Independent Spanish tapas restaurants are few and far between in the North East.
But Kaltur in High Bridge is doing a sterling job of flying the flag for a medley of Mediterranean flavours.
The restaurant is a spin off from the owners’ import business bringing Spanish olive oils, wines, cured meats and more to the North East and quickly became the perfect place to showcase their authentic ingredients.
So much so, that this year Kaltur announced plans to open a sister restaurant in Newcastle’s Dean Street.
The original site is one of many independents along High Bridge that make the historic cobbled street a breath of fresh air from the city’s larger, often soulless chains.
Like many of its contemporaries on the street it offers quality, casual food and drink executed with real individuality.
We’d booked ahead and it’s advisable to do so at peak times. The website isn’t the most sophisticated and I couldn’t find a sample menu anywhere, but the staff are good at manning the emails and keeping you in the loop about availability.
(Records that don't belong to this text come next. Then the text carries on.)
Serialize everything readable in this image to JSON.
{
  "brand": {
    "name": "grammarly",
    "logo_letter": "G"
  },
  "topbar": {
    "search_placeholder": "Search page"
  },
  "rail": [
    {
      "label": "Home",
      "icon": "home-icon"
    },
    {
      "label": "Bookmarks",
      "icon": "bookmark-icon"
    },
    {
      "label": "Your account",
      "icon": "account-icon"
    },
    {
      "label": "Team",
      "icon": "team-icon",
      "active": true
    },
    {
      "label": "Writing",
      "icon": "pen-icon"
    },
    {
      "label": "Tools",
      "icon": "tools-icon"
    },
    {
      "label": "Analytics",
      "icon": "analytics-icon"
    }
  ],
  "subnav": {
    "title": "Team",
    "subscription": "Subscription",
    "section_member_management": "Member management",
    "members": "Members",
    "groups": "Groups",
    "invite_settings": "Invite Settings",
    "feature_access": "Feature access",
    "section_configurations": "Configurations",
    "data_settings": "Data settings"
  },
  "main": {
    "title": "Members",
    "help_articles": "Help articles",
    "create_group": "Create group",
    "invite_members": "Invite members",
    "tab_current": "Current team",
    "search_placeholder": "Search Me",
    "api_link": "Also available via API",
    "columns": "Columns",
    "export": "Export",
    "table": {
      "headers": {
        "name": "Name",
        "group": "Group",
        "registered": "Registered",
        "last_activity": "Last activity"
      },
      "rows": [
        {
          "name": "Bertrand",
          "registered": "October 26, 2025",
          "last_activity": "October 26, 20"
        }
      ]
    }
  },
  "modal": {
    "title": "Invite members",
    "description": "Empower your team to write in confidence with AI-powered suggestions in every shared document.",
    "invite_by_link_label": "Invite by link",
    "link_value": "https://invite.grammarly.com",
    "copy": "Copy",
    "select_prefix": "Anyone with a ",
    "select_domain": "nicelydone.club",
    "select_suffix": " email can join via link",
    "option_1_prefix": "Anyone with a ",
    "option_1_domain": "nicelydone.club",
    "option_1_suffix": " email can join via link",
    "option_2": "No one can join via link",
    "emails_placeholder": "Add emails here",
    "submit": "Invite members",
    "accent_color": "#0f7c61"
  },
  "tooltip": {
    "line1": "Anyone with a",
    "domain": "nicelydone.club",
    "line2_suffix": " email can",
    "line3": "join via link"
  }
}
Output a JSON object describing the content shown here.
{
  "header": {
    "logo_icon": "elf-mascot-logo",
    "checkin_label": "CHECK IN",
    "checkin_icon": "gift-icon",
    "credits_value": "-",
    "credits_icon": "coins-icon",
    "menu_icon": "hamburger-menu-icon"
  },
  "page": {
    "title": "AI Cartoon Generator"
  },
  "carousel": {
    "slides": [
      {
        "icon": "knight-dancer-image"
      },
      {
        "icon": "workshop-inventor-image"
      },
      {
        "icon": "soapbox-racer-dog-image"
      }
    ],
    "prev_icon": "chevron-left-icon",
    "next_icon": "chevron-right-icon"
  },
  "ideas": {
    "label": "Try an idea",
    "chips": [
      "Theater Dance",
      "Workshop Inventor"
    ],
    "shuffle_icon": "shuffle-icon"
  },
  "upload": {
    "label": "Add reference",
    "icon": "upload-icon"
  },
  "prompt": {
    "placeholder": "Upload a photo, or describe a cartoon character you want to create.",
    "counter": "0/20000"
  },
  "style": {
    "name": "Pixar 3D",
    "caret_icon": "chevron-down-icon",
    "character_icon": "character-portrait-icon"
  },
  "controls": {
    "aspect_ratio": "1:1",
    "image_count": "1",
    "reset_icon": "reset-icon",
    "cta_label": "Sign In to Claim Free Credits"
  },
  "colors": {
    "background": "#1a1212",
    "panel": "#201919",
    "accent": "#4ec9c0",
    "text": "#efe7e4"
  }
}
On a rainy Saturday night in Newcastle, the restaurant offered us a warm glow from the nippy air and has that relaxed bustle of tapas places you find in Barcelona’s side streets.
The decor is a mixture of barrels made into tables, cosy corners and Spanish produce peppering the walls, as well as an open kitchen so you can see what’s going into your tapas.
Despite being small plates, the food is big on flavour and there’s plenty of choice on the menu which changes regularly.
It’s all about sharing food here and we kicked off our foray into Spain’s melting pot of flavours with the meat and cheese board (£15.95), which almost buckled under the weight of all the Manchego and other hard cheeses, as well as a selection of cured meats, including particularly excellent slivers of Iberian ham. It went perfectly with the selection of bread (£4.95) - a mixture of sourdough and Northumberland flour bread – which we dunked in the Kaltur-branded olive oil. The latter is the import business’s bread and butter and it shows. This was bread and oil good enough to be a meal in itself.
It set the bar high but the rest of the tapas was good enough to hold its own. The chorizo cooked with cider (£4) was plump with rich, salty flavour and was as good as I’ve eaten it in Spain.
Meanwhile, one of the vegetarian dishes - courgette carpaccio (£5.75) - was a masterclass in meat-free foods. The wafer thin courgette slices were lifted brilliantly by a rich goats cheese with generous drizzles of dressing with a hint of sweetness, nuts and sundried tomatoes.
As you’d expect from any Spanish restaurant worth its salt, the house Tharsys Cava (£24) was also one of the best I’ve had in Newcastle. None of your French fizz here, this is unadulterated España.